The downside risks to the economy include further spread of the virus and decline in household savings due to lapsing of CARES Act benefits, he said.
“Further support is likely to be needed from monetary policy and fiscal policy.”
The federal funds rate is a benchmark rate that affects the cost of borrowing on mortgages, auto loans, home equity loans, and other loans.
The Fed has also taken a wide range of actions to limit the economic harm of the COVID-19 crisis. As part of its efforts to support the markets, the central bank has been buying at least $80 billion per month in Treasuries and $40 billion in mortgage-backed securities.
Fed officials haven't made any changes to the asset purchase program.
“Right now, we think that this very large, effective program is delivering about the right amount of accommodation and support for the markets, and so it continues,” Powell said.
With respect to a fiscal response, Powell added that the U.S. economy would have a stronger recovery “if we can just get at least some more fiscal support when it's appropriate.”

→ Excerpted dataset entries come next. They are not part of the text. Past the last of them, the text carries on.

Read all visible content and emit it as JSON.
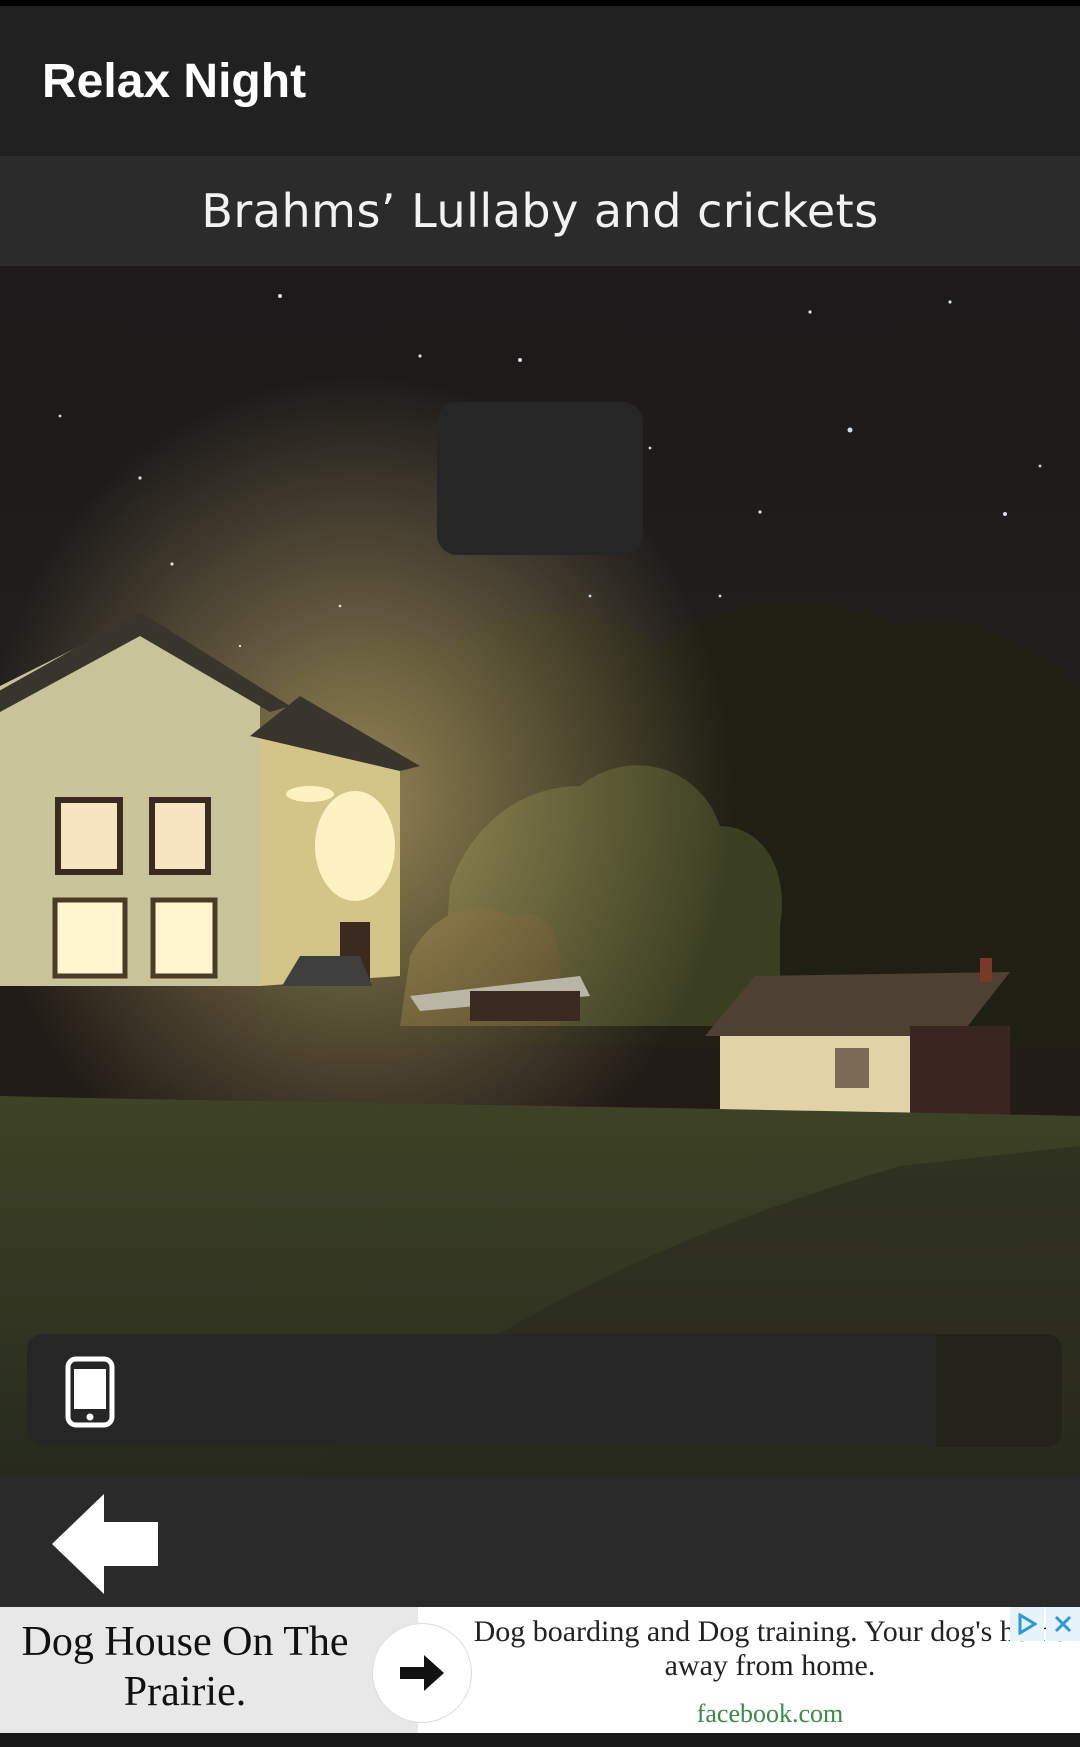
{
  "app": {
    "title": "Relax Night"
  },
  "track": {
    "title": "Brahms’ Lullaby and crickets"
  },
  "icons": {
    "phone": "phone-icon",
    "back": "back-arrow-icon",
    "ad_arrow": "arrow-right-icon",
    "ad_choices": "ad-choices-icon",
    "ad_close": "close-icon"
  },
  "ad": {
    "headline": "Dog House On The Prairie.",
    "body": "Dog boarding and Dog training. Your dog's home away from home.",
    "domain": "facebook.com"
  },
  "colors": {
    "appbar": "#212121",
    "track_bar": "#2b2b2b",
    "nav_bar": "#2a2a2a",
    "ad_domain": "#3a8a4a"
  }
}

Negotiations over pandemic relief between Treasury Secretary Steven Mnuchin and House Speaker Nancy Pelosi (D-Calif.) stalled before the election. And it’s unclear whether Congress will act any time soon, or at least before new lawmakers are sworn into Congress in January.
The election outcome, however, has implications for the size and scope of the economic stimulus package.
Analysts predict that a split Congress—with Democrats keeping the House and Republicans the Senate—will require both sides of the aisle to work together to reach a deal on stimulus, which may be smaller than markets had hoped for in a blue wave scenario.
Powell said that the election uncertainty wasn't a central focus of the FOMC meeting and declined to comment on the potential market impact of a contested election that could end up in the courts.
The U.S. stock market extended its post-election rally on Nov. 5. Dow Jones Industrial Average rose more than 500 points, as hopes for a blue wave in Congress dwindled.